Since at least the mid-twentieth century there has been a line of Galileo scholarship that has held that Galileo’s problems with the Inquisition should not be viewed as indicating a basic conflict between science and religion but instead as just problems peculiar to Galileo the man, the personality. I think the ultimate motivation for this line of argumentation is the worry of twentieth-century scientists that their work would somehow be seen as godless and communistic.

In some respects this seems the oddest angle to take on Galileo and his work. It is true he never saw himself as undermining religion.

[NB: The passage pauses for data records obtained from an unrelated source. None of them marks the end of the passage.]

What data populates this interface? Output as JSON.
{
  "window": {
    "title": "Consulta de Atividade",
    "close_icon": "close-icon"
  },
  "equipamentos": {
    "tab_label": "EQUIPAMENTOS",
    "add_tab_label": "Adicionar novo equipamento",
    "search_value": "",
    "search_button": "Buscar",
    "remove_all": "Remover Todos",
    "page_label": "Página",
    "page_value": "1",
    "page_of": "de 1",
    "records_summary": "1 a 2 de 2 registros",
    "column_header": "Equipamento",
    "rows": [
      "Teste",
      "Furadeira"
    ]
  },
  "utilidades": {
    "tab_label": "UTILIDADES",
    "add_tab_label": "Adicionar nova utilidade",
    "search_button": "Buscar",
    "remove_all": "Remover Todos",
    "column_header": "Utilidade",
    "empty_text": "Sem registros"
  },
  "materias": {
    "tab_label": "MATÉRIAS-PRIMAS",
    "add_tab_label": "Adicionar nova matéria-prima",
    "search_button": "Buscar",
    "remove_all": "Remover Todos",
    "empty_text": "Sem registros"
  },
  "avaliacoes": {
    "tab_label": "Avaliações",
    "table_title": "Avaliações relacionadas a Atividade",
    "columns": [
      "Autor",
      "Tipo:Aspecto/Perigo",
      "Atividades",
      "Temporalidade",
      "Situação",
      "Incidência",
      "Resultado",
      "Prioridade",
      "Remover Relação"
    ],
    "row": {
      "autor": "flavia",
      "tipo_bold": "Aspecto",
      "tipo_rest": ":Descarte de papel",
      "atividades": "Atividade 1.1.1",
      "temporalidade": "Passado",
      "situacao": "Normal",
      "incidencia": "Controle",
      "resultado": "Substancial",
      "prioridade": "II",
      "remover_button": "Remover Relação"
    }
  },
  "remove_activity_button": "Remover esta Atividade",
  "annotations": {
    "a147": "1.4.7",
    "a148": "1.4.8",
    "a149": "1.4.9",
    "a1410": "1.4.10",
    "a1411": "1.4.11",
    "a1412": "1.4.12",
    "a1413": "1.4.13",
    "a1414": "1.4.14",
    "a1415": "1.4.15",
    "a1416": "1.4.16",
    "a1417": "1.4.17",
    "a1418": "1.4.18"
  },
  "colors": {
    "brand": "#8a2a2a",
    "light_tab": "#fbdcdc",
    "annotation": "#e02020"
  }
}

His case was more an expression of internal politics within the church itself than any kind of assault on it. Still, the church — let’s just say it — came down squarely on the wrong side of this one, and that reflects badly on it. Nonetheless, the argument continues to this day, as this review of a recent biography indicates.